Undeterred, White House and House operatives are trying by Wednesday to line up 216 votes—not to pass the Republicans’ American Health Care Act (AHCA) but to feign signs of progress to dampen the white-hot anger of the Republican base at their Party leaders’ inability to enact the ACA repeal promised since the law’s signing on March 23, 2010.  They want to take a third run at it this week and perhaps succeed after two prior failures.  Senate Republicans, meanwhile, are crossing their fingers hoping that the House fails, sparing the upper chamber the funerary duties.  For the Senate to advance ACA repeal now, a new and wholly unimagined bill would need to be constructed.

The level of legislative malpractice evidenced by Speaker Ryan and his team since January is staggering and perplexing.  They designed a bill that the Congressional Budget Office estimated would cause 24 million Americans to lose health insurance.  They advanced a proposal that provoked public opposition from the American Hospital Association, the American Medical Association, the American Nurses Association, AARP, and hundreds of other national organizations representing Americans with serious stakes in our health care system.  They invented a plan that generated unprecedented grassroots support for the ACA and fierce opposition aimed at them. For the first time, Ryan’s plan turned most Americans into ACA supporters. His legislation generated support from only 17% of Americans, an unheard of level of non-support.

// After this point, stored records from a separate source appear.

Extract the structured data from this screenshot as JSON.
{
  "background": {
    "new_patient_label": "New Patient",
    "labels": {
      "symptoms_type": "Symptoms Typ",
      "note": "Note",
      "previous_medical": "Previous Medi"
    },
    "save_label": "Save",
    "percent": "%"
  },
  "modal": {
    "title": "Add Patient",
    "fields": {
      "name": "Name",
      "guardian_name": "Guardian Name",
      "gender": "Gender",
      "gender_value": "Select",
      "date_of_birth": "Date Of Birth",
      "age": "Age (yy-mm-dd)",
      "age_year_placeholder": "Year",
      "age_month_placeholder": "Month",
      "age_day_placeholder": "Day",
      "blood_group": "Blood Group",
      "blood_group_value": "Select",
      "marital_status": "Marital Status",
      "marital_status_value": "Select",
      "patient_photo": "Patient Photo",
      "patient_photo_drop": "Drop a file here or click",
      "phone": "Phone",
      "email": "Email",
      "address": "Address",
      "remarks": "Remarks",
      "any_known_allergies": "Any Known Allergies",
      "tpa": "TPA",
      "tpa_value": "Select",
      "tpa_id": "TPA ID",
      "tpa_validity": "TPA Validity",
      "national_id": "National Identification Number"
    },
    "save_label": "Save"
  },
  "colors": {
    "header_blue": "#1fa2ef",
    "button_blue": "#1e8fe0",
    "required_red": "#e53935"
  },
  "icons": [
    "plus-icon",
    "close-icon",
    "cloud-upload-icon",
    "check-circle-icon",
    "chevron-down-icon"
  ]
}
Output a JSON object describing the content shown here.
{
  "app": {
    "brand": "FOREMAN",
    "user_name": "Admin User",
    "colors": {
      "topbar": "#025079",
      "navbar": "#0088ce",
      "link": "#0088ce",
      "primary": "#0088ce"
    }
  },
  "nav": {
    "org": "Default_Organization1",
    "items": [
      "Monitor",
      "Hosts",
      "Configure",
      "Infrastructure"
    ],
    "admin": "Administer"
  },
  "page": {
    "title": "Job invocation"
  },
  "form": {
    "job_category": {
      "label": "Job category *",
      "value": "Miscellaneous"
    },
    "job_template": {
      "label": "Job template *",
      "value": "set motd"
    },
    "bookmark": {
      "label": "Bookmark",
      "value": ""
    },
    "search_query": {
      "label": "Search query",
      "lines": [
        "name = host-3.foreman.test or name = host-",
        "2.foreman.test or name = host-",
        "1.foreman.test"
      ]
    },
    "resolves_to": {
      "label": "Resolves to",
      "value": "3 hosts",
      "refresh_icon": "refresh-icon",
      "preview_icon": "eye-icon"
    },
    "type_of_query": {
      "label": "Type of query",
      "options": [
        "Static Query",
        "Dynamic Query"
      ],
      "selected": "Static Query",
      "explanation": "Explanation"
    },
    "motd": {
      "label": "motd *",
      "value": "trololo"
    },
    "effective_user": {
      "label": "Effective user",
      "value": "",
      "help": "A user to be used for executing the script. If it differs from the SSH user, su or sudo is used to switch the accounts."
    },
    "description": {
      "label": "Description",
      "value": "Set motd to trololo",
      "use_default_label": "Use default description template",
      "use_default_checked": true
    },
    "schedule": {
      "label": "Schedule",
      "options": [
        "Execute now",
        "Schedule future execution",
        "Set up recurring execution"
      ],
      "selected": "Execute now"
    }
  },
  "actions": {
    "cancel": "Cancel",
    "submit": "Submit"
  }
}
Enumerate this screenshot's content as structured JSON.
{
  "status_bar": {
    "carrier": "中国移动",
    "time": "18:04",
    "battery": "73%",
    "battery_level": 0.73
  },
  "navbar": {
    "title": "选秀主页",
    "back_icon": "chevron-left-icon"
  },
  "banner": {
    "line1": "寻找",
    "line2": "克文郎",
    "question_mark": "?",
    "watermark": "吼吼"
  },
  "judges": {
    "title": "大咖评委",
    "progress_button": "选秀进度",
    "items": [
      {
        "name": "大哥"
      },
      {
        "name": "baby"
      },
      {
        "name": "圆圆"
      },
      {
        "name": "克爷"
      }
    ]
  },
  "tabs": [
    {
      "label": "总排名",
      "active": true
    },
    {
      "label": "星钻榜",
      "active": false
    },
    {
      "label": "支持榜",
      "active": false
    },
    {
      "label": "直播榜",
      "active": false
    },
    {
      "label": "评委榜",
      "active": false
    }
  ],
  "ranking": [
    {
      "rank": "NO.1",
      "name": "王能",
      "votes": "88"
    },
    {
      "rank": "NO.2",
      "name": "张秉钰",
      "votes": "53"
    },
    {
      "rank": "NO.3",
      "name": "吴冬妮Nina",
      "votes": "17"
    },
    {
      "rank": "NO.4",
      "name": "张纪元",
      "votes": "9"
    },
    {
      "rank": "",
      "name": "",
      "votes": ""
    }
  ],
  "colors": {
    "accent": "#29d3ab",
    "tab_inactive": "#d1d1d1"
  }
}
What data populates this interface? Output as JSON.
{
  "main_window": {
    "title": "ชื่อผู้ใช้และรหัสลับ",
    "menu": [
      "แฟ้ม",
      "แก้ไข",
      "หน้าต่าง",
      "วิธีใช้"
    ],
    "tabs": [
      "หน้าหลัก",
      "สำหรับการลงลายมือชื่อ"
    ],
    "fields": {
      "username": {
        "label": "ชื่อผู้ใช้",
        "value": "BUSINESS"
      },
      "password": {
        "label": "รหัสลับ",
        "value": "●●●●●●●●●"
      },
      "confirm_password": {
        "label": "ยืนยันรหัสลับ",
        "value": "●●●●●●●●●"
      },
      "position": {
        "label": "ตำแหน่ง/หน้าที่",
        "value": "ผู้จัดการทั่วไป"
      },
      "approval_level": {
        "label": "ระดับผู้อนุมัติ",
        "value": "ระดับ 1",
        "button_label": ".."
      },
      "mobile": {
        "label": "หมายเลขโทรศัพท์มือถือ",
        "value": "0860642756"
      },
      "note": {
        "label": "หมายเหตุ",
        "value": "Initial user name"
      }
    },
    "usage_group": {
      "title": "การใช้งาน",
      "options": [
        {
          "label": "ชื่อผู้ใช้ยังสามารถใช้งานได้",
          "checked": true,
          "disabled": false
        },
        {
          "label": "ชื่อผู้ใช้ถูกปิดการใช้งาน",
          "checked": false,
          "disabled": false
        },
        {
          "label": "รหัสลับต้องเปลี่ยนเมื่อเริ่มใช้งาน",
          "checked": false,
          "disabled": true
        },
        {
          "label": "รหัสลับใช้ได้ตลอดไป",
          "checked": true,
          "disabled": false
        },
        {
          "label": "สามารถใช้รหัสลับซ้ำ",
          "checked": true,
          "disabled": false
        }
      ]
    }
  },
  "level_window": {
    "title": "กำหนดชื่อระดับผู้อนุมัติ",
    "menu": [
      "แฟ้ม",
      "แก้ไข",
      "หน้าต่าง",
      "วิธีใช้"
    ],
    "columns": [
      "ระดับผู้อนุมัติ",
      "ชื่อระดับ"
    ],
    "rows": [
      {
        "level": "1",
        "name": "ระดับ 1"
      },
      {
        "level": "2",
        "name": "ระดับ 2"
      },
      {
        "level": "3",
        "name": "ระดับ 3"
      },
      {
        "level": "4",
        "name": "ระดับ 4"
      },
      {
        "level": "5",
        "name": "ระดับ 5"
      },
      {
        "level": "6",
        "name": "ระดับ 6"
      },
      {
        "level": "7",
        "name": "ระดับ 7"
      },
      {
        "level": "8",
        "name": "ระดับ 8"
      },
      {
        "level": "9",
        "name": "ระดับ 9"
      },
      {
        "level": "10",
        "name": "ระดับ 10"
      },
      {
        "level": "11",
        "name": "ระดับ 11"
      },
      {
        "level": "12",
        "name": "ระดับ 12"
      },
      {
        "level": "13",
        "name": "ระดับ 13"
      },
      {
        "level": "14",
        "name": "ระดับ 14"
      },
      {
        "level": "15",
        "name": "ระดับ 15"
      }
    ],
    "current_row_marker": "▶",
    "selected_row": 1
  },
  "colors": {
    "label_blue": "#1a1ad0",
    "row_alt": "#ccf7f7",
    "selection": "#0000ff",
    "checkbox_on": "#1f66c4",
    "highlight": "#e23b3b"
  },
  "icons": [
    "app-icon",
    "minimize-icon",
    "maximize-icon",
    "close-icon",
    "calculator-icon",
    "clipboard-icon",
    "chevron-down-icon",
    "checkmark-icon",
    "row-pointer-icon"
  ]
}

Why did they do this and why do they persist?

Trump and Ryan both showed their hands in recent public statements linking ACA repeal with their tax cut agenda; Trump’s tax plan was released in one-page outline form this past week.  To Republicans, the ACA’s poison is not the insurance expansion that bears remarkable resemblance to the two public health insurance programs they have always loved: Medicare Part C or Medicare Advantage, and Medicare Part D, the outpatient prescription drug benefit. Continue reading “MayDay! The ACA Is Still Alive and Still in Danger”

A Republican Path to ACA Reform

[This commentary, written by me and Dr. William Seligman of the Harvard Chan School, was published today on the Commonwealth Magazine website.]

IF PRESIDENT DONALD TRUMP and Congressional Republicans were to decide that fixing rather than destroying the Affordable Care Act, especially its private health insurance marketplaces, was in their self-interest, could they do it?  And, could they do it in a way that aligns with Republican policy preferences?

The answer to both questions is “yes” – if Republicans heed lessons from their two favorite public health insurance programs. The programs are Medicare Part C, called Medicare Advantage, in which enrollees join private health insurance plans, and Medicare Part D, in which enrollees join private outpatient prescription drug plans.

While Republicans defend and brag about both of these reasonably successful programs, they may be surprised to learn that features of both point the way to successful stabilization and growth of the ACA’s private health insurance marketplaces.  Here’s how.

Medicare Advantage: From Bust to Boom

Consider these two quotes:

“People’s premiums are going up 35, 45, 55 percent … The market is disastrous, insurers are leaving day by day, it’s going to absolutely implode.”

“They’re anguished, upset, frustrated and angry by the demise of their plans. … They’re facing increasing premiums and…plans are leaving the market.”

The first quote is President Trump talking recently about the instability of the ACA’s marketplaces.  While most non-partisan observers disagree with the severity of his characterization, most – not all – of the federal, and some state, marketplaces are experiencing undeniable distress.

The second quote is from former congresswoman Nancy Johnson, a Connecticut Republican, talking in 2001 about the “Medicare + Choice” marketplace in which Medicare enrollees join a private health plan instead of participating in traditional fee-for-service Medicare (Parts A & B). Continue reading “A Republican Path to ACA Reform”